a   First, MAS will exempt all individuals and non-financial entities, which includes corporate treasury centres, from the S$ lending restrictions of the non-internationalisation policy.  This recognises that such entities are not usually the prime drivers of destabilizing currency speculation. 

b   Second, for non-resident financial entities that continue to be governed by the S$ policy, we will lift restrictions in the following financial activities:

i   Asset swaps, cross-currency swaps and cross-currency repos can now be transacted freely.  MAS had hitherto treated such transactions as forms of S$ lending.  It will no longer do so. 

ii   Securities Borrowing and Lending (SBL) - Financial institutions in Singapore may now lend any amount S$-denominated securities in exchange for both S$ or foreign currency-denominated collateral.  MAS will lift the requirement that any lending of S$ securities exceeding $5 million has to be fully collateralised by S$ collateral.

iii   S$ FX options - Financial institutions may also freely transact S$ FX options with non-resident entities.  FIs no longer need to maintain documentary proof showing that S$ FX option transactions with non-resident entities are for hedging purposes.

iv   Investments in financial assets and real estate - Financial institutions are no longer required to ensure that S$ credit facilities extended for investment purposes be withdrawn when the investments are either wholly or partially liquidated.  This will relieve FIs of the need to institute additional arrangements to track their non-resident client's investments in financial assets.

25   These measures, which take effect from tomorrow, should pave the way for even greater liquidity and range of activities in the FX, equity and debt capital markets.  They should also attract offshore S$ activities back onshore.

26   We are still maintaining the two core requirements of the non-internationalisation policy - the restriction on lending for purposes of speculating on the S$, and the requirement to swap into foreign currency the proceeds of S$ loans, debt or equity issues if these proceeds are to be used offshore.  Some market participants have suggested that we should go all the way and lift these requirements too, but we continue to believe it wise to maintain a basic stance of not encouraging internationalisation of the S$, through these two requirements.  They are unlikely to hinder the activities of legitimate players.  They will also provide us basic safeguards in case activity in currency markets turns out not to be self-stabilising, which from time to time seems to be the case.

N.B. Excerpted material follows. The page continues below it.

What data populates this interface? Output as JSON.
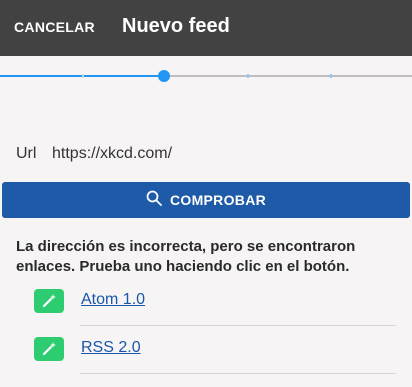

27   The new financial landscape offers many opportunities for the astute market players and investors, but at the same time, presents many challenges for regulators and supervisors.  In Singapore, we have made much progress, but the task ahead remains challenging.  We will continue to engage the industry and seek ways to develop our capital markets further.  The key is to liberalise without compromising the soundness of the financial system or conduct of our monetary policy.

28   I am optimistic over the prospects for the further development of Asian capital markets and look forward to your exploring investment opportunities in this region.

I wish you all an enjoyable and fruitful conference.